Rollick means to behave in a carefree, boisterous manner or to have a frolicksome adventure.

I often have a rollicking good time on our campervan adventures (I'll spare you the details of any frolicking which may occur)

Wednesday, 8 April 2015


An aardwolf is a grey and black stripy, African animal, related to hyenas. It eats insects (up to 250 termites per sitting) and is nocturnal. They're rather cute. I'm sorry I don't have a picture - next time I'm wandering the scrublands of Easterm Africa at night, I'll be sure to put that right.

I mention them because stories, amongst other things, are often listed alphabetically and being near the top can be an advantage in some situations and aardvarks have been overused for that purpose.

Three points are on offer to the first person to write a story titled, 'Adam the Aardwolf's Amazing Adventures Amongst the Agave in Aberystwyth.'

btw, it's #writing chat again tonight. The topic is genre. Do join us on twitter from 8 to 9 UK time, by tweeting using the hashtag.

Wednesday, 25 March 2015


Lugubrious means, doleful, mornful or dismal. It sounds as though it should be something fun, doesn't it?

As far as I can recall I've only ever come across it in relation to speech, but characters needn't just speak lugubriously, the could show their inner lugubriousness through a sad expression and dejected manner.

Much as I like the sound of foghorns, I think it would be fair to describe the noise they make as lugubrious.

Thanks to Beatrice!!!!

Wednesday, 18 March 2015


According to my dictionary, hyperbole (pronounced hyperbollee) is 'an exaggerated statement not meant to be taken literally'. I wish someone would tell the media (especially the local news) and marketeers that.

People are never a bit upset and mildly inconvenienced when a bus service changes or the lift is out of order, they're devastated, trapped and stranded. When there's a mistake on their gas bill they're not a bit surprised and then glad when it's sorted out, they're shocked, dismayed and horrified then hugely relieved.

Food manufacturers don't release a new flavour, instead it's an exciting new recipe or unique taste sensation. Products are never quite a good idea which might be useful, they're innovative and life changing.

TV programmes are never quite amusing, they're always hilarious and slide-splittingly funny.
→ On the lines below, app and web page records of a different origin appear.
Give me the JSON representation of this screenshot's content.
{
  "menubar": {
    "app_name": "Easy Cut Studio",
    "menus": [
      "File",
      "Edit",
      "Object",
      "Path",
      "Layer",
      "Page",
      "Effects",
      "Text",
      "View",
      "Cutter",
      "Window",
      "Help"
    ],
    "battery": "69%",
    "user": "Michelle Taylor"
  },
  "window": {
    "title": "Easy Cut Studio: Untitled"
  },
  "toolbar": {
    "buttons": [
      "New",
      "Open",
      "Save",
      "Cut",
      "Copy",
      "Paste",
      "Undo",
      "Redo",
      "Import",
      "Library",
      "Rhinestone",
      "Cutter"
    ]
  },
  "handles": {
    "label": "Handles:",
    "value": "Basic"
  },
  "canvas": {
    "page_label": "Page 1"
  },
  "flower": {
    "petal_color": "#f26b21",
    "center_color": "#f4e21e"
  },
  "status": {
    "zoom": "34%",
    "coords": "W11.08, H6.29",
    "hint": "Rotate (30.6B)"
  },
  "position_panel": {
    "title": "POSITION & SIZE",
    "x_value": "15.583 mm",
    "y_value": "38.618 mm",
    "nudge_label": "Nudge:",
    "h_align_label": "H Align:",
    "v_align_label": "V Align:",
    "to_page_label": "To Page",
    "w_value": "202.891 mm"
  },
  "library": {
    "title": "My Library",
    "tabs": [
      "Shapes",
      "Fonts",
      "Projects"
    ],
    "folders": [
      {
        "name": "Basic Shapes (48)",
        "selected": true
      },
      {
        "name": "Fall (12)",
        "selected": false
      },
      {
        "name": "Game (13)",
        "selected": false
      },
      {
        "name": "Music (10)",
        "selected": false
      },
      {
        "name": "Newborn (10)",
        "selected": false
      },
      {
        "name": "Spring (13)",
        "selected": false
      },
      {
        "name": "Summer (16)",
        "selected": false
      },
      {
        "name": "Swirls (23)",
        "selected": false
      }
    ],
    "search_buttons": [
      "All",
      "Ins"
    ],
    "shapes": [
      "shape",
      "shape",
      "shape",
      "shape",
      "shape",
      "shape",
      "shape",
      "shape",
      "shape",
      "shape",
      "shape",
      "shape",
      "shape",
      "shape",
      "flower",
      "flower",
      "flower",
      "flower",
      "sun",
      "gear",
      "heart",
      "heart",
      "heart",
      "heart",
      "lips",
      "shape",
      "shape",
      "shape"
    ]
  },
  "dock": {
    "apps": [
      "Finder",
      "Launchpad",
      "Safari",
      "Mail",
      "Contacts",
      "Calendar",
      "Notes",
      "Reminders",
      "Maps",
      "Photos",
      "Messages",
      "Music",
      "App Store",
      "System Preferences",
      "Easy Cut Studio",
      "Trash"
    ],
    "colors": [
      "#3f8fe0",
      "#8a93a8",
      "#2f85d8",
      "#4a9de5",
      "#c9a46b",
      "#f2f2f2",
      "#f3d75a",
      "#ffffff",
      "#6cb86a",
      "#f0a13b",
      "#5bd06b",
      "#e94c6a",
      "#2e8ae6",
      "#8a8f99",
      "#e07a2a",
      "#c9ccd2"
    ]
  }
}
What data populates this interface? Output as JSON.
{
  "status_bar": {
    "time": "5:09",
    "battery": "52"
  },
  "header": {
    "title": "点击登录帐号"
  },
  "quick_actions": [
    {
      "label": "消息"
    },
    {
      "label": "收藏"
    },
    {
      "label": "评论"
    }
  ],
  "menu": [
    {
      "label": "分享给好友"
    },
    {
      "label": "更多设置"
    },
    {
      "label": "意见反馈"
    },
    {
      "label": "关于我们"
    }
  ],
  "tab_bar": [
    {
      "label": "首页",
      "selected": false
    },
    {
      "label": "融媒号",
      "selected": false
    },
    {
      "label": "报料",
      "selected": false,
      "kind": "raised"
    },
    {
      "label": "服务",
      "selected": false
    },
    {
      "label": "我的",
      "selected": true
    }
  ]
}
Presumably 'they' watch the director's cut, leaving me with the version which got slightly lost in translation ... either that or I'm just a complete and total misery. Yeah, could be that.

Here's a picture of a deadly poisonous fungi I risked life and limb to photograph for you. Or, without the hyperbole, here's a fungi which might not be good to eat and which was growing on a slope of wet grass, meaning that had I not been careful I could have slipped a bit as I walked up to it.

Wednesday, 11 March 2015


A stopple is a stopper or plug, usually for a bottle. We seem to have quite a few. I've no idea if they work - once our wine is open, we drink it rather than go round stoppling it.

Actually stopple is the verb as well as the noun, but however you say it, it seems an odd thing to do.

Wednesday, 25 February 2015


Often I challenge you to use my Wednesday Word of the Week, but not this time. I'd like this one to vanish.

Invent is a word. It means to use thought to create and originate. The result is an invention, created by an inventive inventor. It could be a physical thing, such as a wheel, space ship or cake. It might be an idea, song or story.

Re-invent doesn't mean anything, or at least not anything good as far as I can tell. Re-inventing usually seems to involve taking something good and popular and messing it up. Favourite food products are re-invented with a 'new and improved' recipe meaning they're smaller, pricier and disgusting. Classic stories are re-invented as unconvincing, watered down versions of the original. Re-invention is so much not a thing, that I'm not even going to make the letters bold.

Ooops, Wednesday Word of the Week seems to have been re-invented as Wednesday Whinge of the Week! I'm right though ... aren't I?